While the state of emergency – which involves a delegation of powers from civil authorities to the military – was adopted by an overwhelming majority, recent parliamentary votes to extend it have led to growing opposition and even a boycott of dozens of lawmakers.
The decision on the state of emergency was made in line with Tshisekedi’s announcement in 2020 that it would promote a program for demobilization, disarmament and reintegration (GDR) and the establishment of contacts with militia officers who wanted to surrender their weapons.
In August, for example, she appointed Emmanuel Tommy Tambwe as the national coordinator of the Disarmament, Demobilization, Community Reintegration and Stabilization (DDRCS) program after a similar initiative failed in 2015 despite requests from the United Nations Security Council.
The authorities have established contacts with a number of armed groups, which has resulted in the surrender of dozens of militiamen who have accepted their reintegration, although the leaders of these formations have not suffered any significant losses, so their operational capacity has not suffered.
In fact, El Miviri and Boisselet have said in their article that “many” of those who surrendered have taken up arms again while pointing to skepticism about the figure of Tambwe, who is a senior official of the Congolese group for Democracy (RCD) was. and the Alliance for the Liberation of Eastern Congo (ALEC), two Rwandan-backed rebel groups.
Nobel Peace Prize winner Denis Mukwege showed his “caution” about the appointment and chose to “break with policies that aim to promote those who should be brought to justice,” while HRW said that the appointment also raises “serious concerns.”

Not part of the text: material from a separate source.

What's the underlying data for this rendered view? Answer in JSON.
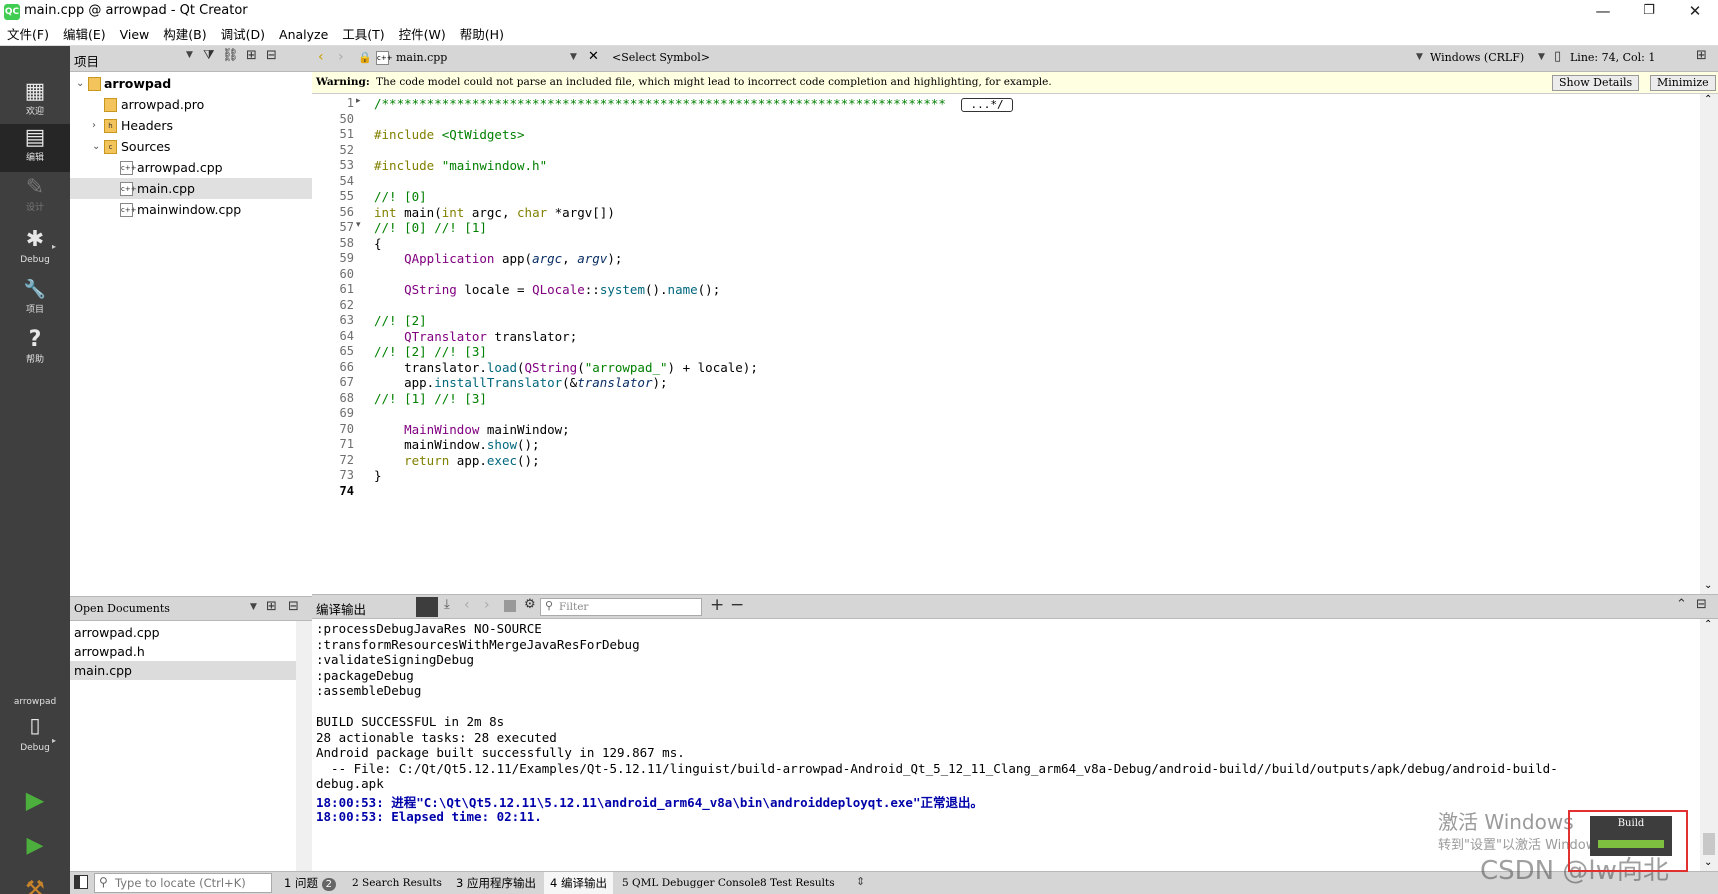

Likewise, some armed groups have expressed their rejection of the appointment, which has been criticized by civil organizations such as Solidaridad de Jóvenes Fuliiru (SOJEF) and the coordination committee of the Banyamulenge Mutual Societies, which threatens to ruin the program.
Nonetheless, the UN Under-Secretary of State for Africa in the Department for Peacebuilding Policy and Affairs, Martha Ama Akyaa Pobee, recently praised the efforts in the DDRCS program and expressed her alarm about the “worsening human rights situation” and the “great burden”. “on civilians, especially women and children.

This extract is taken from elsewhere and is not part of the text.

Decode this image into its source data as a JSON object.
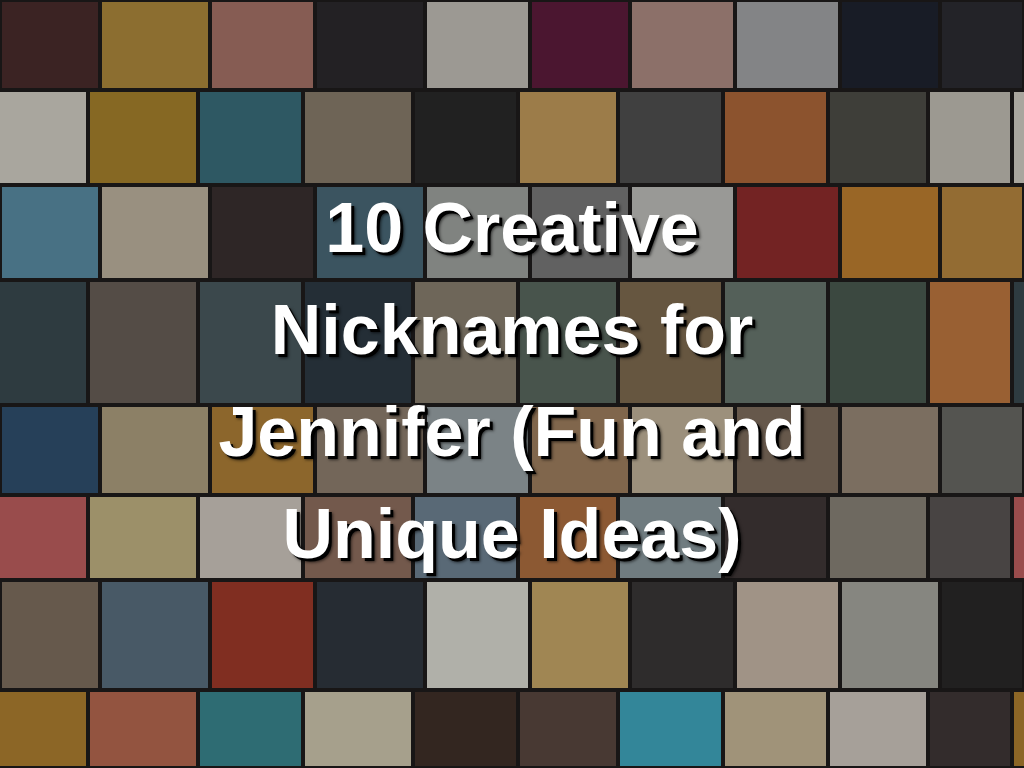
{
  "title": "10 Creative Nicknames for Jennifer (Fun and Unique Ideas)"
}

The conflict is fueled by the exploitation of natural resources by armed groups, which has led the UN Security Council this week to call for the coordination of efforts to “reduce the economic networks” of these formations and the exploitation of women and children in the process of these resources.
The text endorsed by the panel emphasizes that “there is no military solution” to the threat posed by these groups and is committed to an “integrated and regional” position of the countries that make up the Great Lakes region, with the support of the UN and the UN Stabilization Mission in the Democratic Republic of the Congo (MONUSCO).
In particular, it condemns the illegal exploitation and trafficking of natural resources by armed groups and criminal networks in the east of the Democratic Republic of the Congo, particularly “conflict minerals” including tin, tantalum, gold and diamonds, as well as cocoa, wood and wild animals.
For this reason, he condemned the negative impact of the conflict on natural areas which “undermine lasting peace and development” in the Great Lakes region, for which he threatened UN sanctions, although they have not been proven effective in the past Curb the operations of these groups.
Joao Samuel Caholo, Secretary General of the International Conference of the Great Lakes Region, recently told the UN that peacekeeping played a “fundamental role” in addressing this issue and urged them to join efforts to ensure security against rebel groups and militias participate.